(Content Note: Disability, Consent)
Dear Programing Executives At ABC Family:
For some reason, you remain convinced that storyarcs where a teenage girl develops a crush on an adult authority figure, and said authority figure reciprocates their affection, has enough value to keep bringing them up in your shows.
You are wrong.
These stories are not interesting or sexy. They do not make me feel sympathy for any of the characters involved. What they actually do is turn a show that was about people who tried and managed to be mostly good despite their flaws–I’m talking about Switched at Birth here–and turns it into something tawdry. And I do not need any more tawdriness in my TV, thank you very much–that’s what Revenge and reruns of Melrose Place are for, and Switched at Birth will never be as good at it as those shows are.
Daphne and Jeff are two interesting characters with lots to say about the human condition. The episode that introduced the latter had some interesting scenes dealing with the privilege held by his staff as able-bodied people, and about what compromises he as the Chef could and should make in order to accommodate Daphne (who, for non-watchers, is Deaf) into his kitchen. And Daphne has always been a compelling character.
Having them begin a romance doesn’t tell me much about any of the interesting parts of either character, and it sure as fuck doesn’t make them more likeable.

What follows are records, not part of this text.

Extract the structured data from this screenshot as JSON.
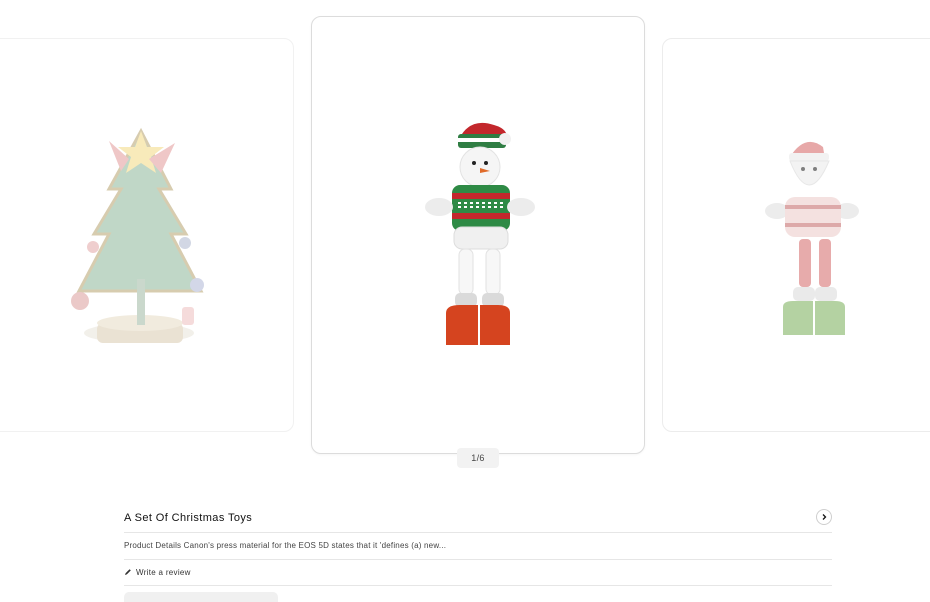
{
  "carousel": {
    "counter": "1/6",
    "slides": [
      {
        "name": "christmas-tree-image"
      },
      {
        "name": "snowman-image"
      },
      {
        "name": "santa-image"
      }
    ]
  },
  "product": {
    "title": "A Set Of Christmas Toys",
    "description": "Product Details Canon's press material for the EOS 5D states that it 'defines (a) new...",
    "review_label": "Write a review",
    "icons": {
      "next": "chevron-right-icon",
      "review": "pencil-icon"
    }
  },
  "colors": {
    "border": "#e6e6e6",
    "text": "#222222",
    "counter_bg": "#f2f2f2"
  }
}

Instead, I’m left wondering just what Daphne thinks she has in common with her boss. And how Jeff sleeps at night, knowing that the farther he takes this, the more likely he is to end up in jail (already his employees know about their relationship; I’m not sure if they know Daphne’s age). And it makes me wonder just why is it that any of the adults who have an inkling of what is going on aren’t freaking out about it. At least in Scott Pilgrim, everybody acknowledged that Scott was being an ass for dating Knives.
Yes, teenagers sometimes crush on older people. Sometimes, those older people are even authority figures. This is fine. In rare cases, those teenagers with crushes on their bosses may even attempt to begin something. This is less fine, but forgivable–not knowing better doesn’t make them bad people. However, what is neither fine nor forgivable is when the older person reciprocates. They can’t afford not to know better, and those who fail to do the right thing and say “no” are not good people, in my book. So stop trying to pretend they are, ABC Family.